In English, many things are named after a particular country – but have you ever wondered what those things are called in those countries?
- He eyed the mistletoe above her head and before she knew what was happening, Justin was kissing her passionately.
- I've already hung up the holly, bows, wreaths, and mistletoes around the house strategically.
- The correct procedure is that a man should pick a berry each time he kisses a girl under the mistletoe, and the kissing should stop when the last berry is gone.
- Unlike Spanish moss, mistletoe is a parasite that takes its food from the host tree.
- Honeyeaters are the primary pollinators for native mistletoes and certain other nectar-producing plants.
- The other well-known xylem tapping parasites are the mistletoes.
- At the turn of the last century, botanists reported forests ablaze with the scarlet blooms of native mistletoes, but today few areas of New Zealand support profuse growth.
- Kissing under the mistletoe is a remnant of the old fertility rites.
- Since mistletoes have fruit during the winter, cultures have long associated them with fertility.
- Somehow Nicky kept finding mistletoes all around the house, so he had an excuse to kiss me.
- Most dwarf mistletoes grow on conifers in the western United States.
- So far it's been okay, I kiss Greg under the mistletoe when I get a chance.
- For example, mistletoe grows on trees and supplements its nutrition by absorbing nutrients from the tree.
- Decorative plants such as holly, mistletoe and poinsettia are toxic to pets.
- The mistletoes that grow on the Ohau beeches can reach nine feet in both length and width and can virtually envelop a tree, but unlike their European and North American counterparts, they do not damage their hosts.
- Once the festivities are over put the mistletoe berries in a plastic bag and keep in a cool place until February or March.
- Unlike most plant parasites, the broom-forming dwarf mistletoes may considerably benefit a forest community by creating additional food resources and habitat for many animals.
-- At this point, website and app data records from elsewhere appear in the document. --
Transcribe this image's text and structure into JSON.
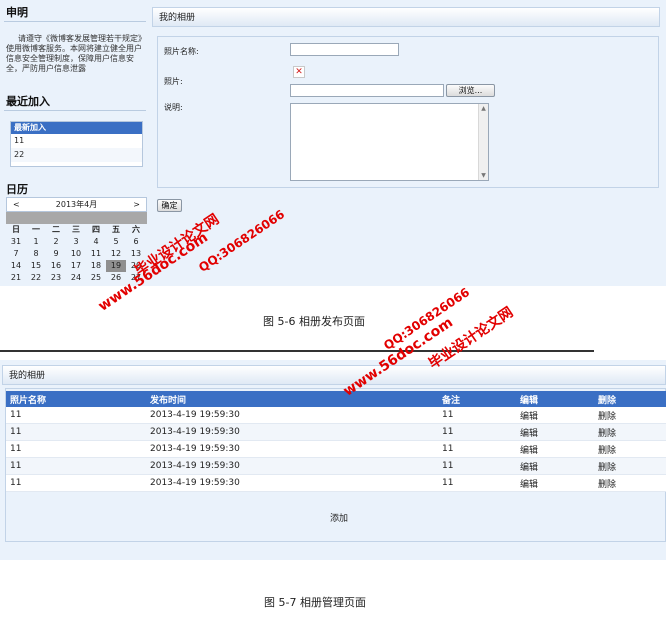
{
  "sidebar": {
    "notice_title": "申明",
    "notice_text": "请遵守《微博客发展管理若干规定》使用微博客服务。本网将建立健全用户信息安全管理制度，保障用户信息安全，严防用户信息泄露",
    "recent_title": "最近加入",
    "recent_header": "最新加入",
    "recent_items": [
      "11",
      "22"
    ],
    "calendar_title": "日历",
    "calendar": {
      "prev": "<",
      "next": ">",
      "month": "2013年4月",
      "weekdays": [
        "日",
        "一",
        "二",
        "三",
        "四",
        "五",
        "六"
      ],
      "weeks": [
        [
          "31",
          "1",
          "2",
          "3",
          "4",
          "5",
          "6"
        ],
        [
          "7",
          "8",
          "9",
          "10",
          "11",
          "12",
          "13"
        ],
        [
          "14",
          "15",
          "16",
          "17",
          "18",
          "19",
          "20"
        ],
        [
          "21",
          "22",
          "23",
          "24",
          "25",
          "26",
          "27"
        ]
      ],
      "today": "19"
    }
  },
  "album_form": {
    "title": "我的相册",
    "photo_name_label": "照片名称:",
    "photo_label": "照片:",
    "broken_image_glyph": "✕",
    "browse_button": "浏览...",
    "desc_label": "说明:",
    "submit_button": "确定",
    "caption": "图 5-6 相册发布页面"
  },
  "album_manage": {
    "title": "我的相册",
    "columns": [
      "照片名称",
      "发布时间",
      "备注",
      "编辑",
      "删除"
    ],
    "rows": [
      [
        "11",
        "2013-4-19  19:59:30",
        "11",
        "编辑",
        "删除"
      ],
      [
        "11",
        "2013-4-19  19:59:30",
        "11",
        "编辑",
        "删除"
      ],
      [
        "11",
        "2013-4-19  19:59:30",
        "11",
        "编辑",
        "删除"
      ],
      [
        "11",
        "2013-4-19  19:59:30",
        "11",
        "编辑",
        "删除"
      ],
      [
        "11",
        "2013-4-19  19:59:30",
        "11",
        "编辑",
        "删除"
      ]
    ],
    "add_link": "添加",
    "caption": "图 5-7 相册管理页面"
  },
  "watermarks": {
    "site": "www.56doc.com",
    "brand": "毕业设计论文网",
    "qq": "QQ:306826066",
    "color": "#e20000"
  },
  "colors": {
    "header_blue": "#3a6fc4",
    "panel_bg": "#eaf2fb"
  }
}
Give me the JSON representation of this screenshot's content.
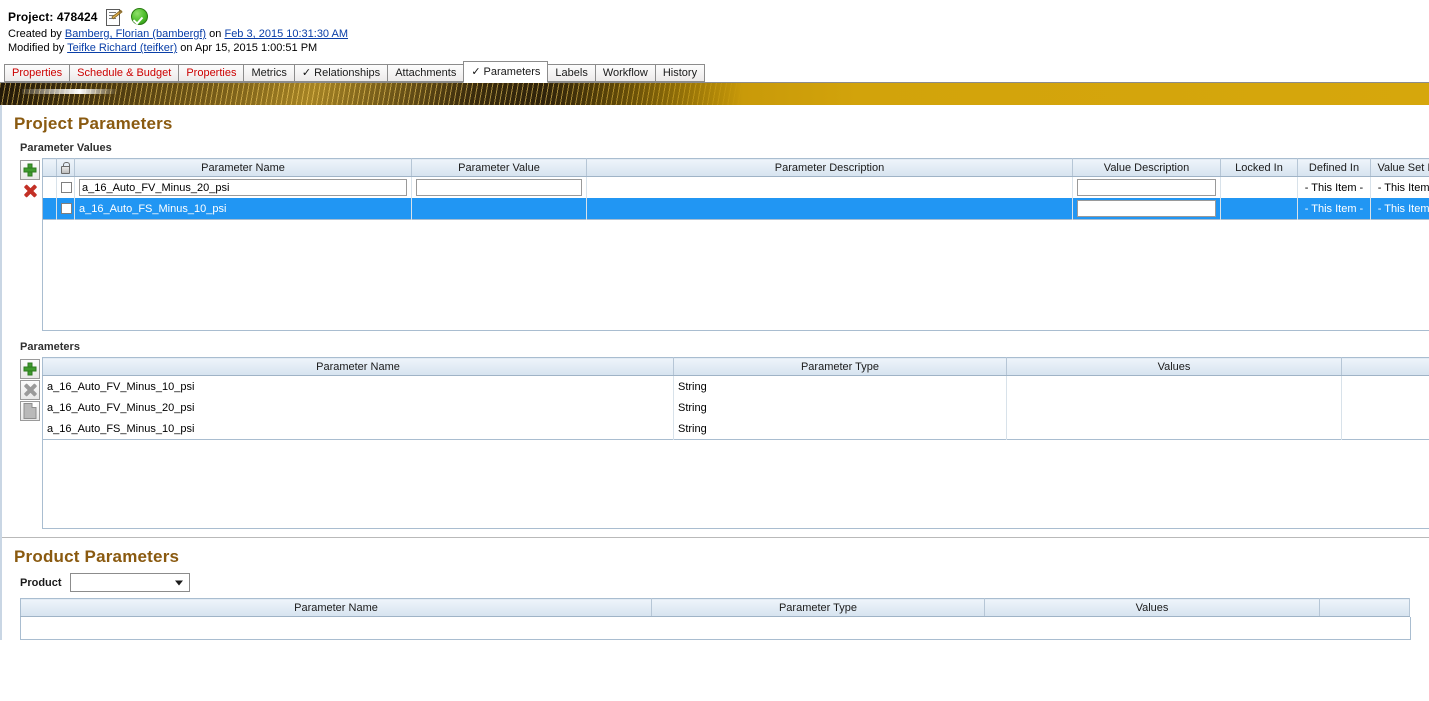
{
  "header": {
    "project_label": "Project: 478424",
    "edit_icon": "document-edit-icon",
    "status_icon": "green-check-icon",
    "created_prefix": "Created by ",
    "created_by": "Bamberg, Florian (bambergf)",
    "created_on_word": " on ",
    "created_date": "Feb 3, 2015 10:31:30 AM",
    "modified_prefix": "Modified by ",
    "modified_by": "Teifke Richard (teifker)",
    "modified_on_word": " on ",
    "modified_date": "Apr 15, 2015 1:00:51 PM"
  },
  "tabs": [
    {
      "label": "Properties",
      "style": "red",
      "active": false,
      "check": false
    },
    {
      "label": "Schedule & Budget",
      "style": "red",
      "active": false,
      "check": false
    },
    {
      "label": "Properties",
      "style": "red",
      "active": false,
      "check": false
    },
    {
      "label": "Metrics",
      "style": "dark",
      "active": false,
      "check": false
    },
    {
      "label": "Relationships",
      "style": "dark",
      "active": false,
      "check": true
    },
    {
      "label": "Attachments",
      "style": "dark",
      "active": false,
      "check": false
    },
    {
      "label": "Parameters",
      "style": "dark",
      "active": true,
      "check": true
    },
    {
      "label": "Labels",
      "style": "dark",
      "active": false,
      "check": false
    },
    {
      "label": "Workflow",
      "style": "dark",
      "active": false,
      "check": false
    },
    {
      "label": "History",
      "style": "dark",
      "active": false,
      "check": false
    }
  ],
  "page": {
    "title": "Project Parameters",
    "product_section_title": "Product Parameters"
  },
  "parameter_values": {
    "subtitle": "Parameter Values",
    "toolbar": {
      "add": "add-row-button",
      "delete": "delete-row-button"
    },
    "columns": [
      {
        "key": "lock",
        "label": ""
      },
      {
        "key": "check",
        "label": ""
      },
      {
        "key": "name",
        "label": "Parameter Name"
      },
      {
        "key": "value",
        "label": "Parameter Value"
      },
      {
        "key": "description",
        "label": "Parameter Description"
      },
      {
        "key": "value_description",
        "label": "Value Description"
      },
      {
        "key": "locked_in",
        "label": "Locked In"
      },
      {
        "key": "defined_in",
        "label": "Defined In"
      },
      {
        "key": "value_set_in",
        "label": "Value Set In"
      }
    ],
    "rows": [
      {
        "checked": false,
        "name": "a_16_Auto_FV_Minus_20_psi",
        "value": "",
        "description": "",
        "value_description": "",
        "locked_in": "",
        "defined_in": "- This Item -",
        "value_set_in": "- This Item -",
        "selected": false
      },
      {
        "checked": false,
        "name": "a_16_Auto_FS_Minus_10_psi",
        "value": "",
        "description": "",
        "value_description": "",
        "locked_in": "",
        "defined_in": "- This Item -",
        "value_set_in": "- This Item -",
        "selected": true
      }
    ]
  },
  "parameters": {
    "subtitle": "Parameters",
    "toolbar": {
      "add": "add-parameter-button",
      "delete": "delete-parameter-button",
      "copy": "copy-parameter-button"
    },
    "columns": [
      {
        "key": "name",
        "label": "Parameter Name"
      },
      {
        "key": "type",
        "label": "Parameter Type"
      },
      {
        "key": "values",
        "label": "Values"
      },
      {
        "key": "spacer",
        "label": ""
      }
    ],
    "rows": [
      {
        "name": "a_16_Auto_FV_Minus_10_psi",
        "type": "String",
        "values": ""
      },
      {
        "name": "a_16_Auto_FV_Minus_20_psi",
        "type": "String",
        "values": ""
      },
      {
        "name": "a_16_Auto_FS_Minus_10_psi",
        "type": "String",
        "values": ""
      }
    ]
  },
  "product_parameters": {
    "product_label": "Product",
    "product_value": "",
    "columns": [
      {
        "key": "name",
        "label": "Parameter Name"
      },
      {
        "key": "type",
        "label": "Parameter Type"
      },
      {
        "key": "values",
        "label": "Values"
      },
      {
        "key": "spacer",
        "label": ""
      }
    ],
    "rows": []
  },
  "colors": {
    "tab_red": "#cc0000",
    "heading_brown": "#8a5a10",
    "row_selected_blue": "#2196f3",
    "link_blue": "#0a3fa8",
    "banner_gold": "#d6a70c",
    "grid_header_blue": "#d6e3ef"
  }
}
- In Somerset and Herefordshire mistletoe grows on the apple trees from which cedar is produced.
- Kissing under the mistletoe is a relatively recent custom, popularized in Victorian England.
- The Druids would cut the mistletoe that grew on the oak tree and give it as a blessing.
English has borrowed many of the following foreign expressions of parting, so you’ve probably encountered some of these ways to say goodbye in other languages.
Many words formed by the addition of the suffix –ster are now obsolete - which ones are due a resurgence?
As their breed names often attest, dogs are a truly international bunch. Let’s take a look at 12 different dog breed names and their backstories.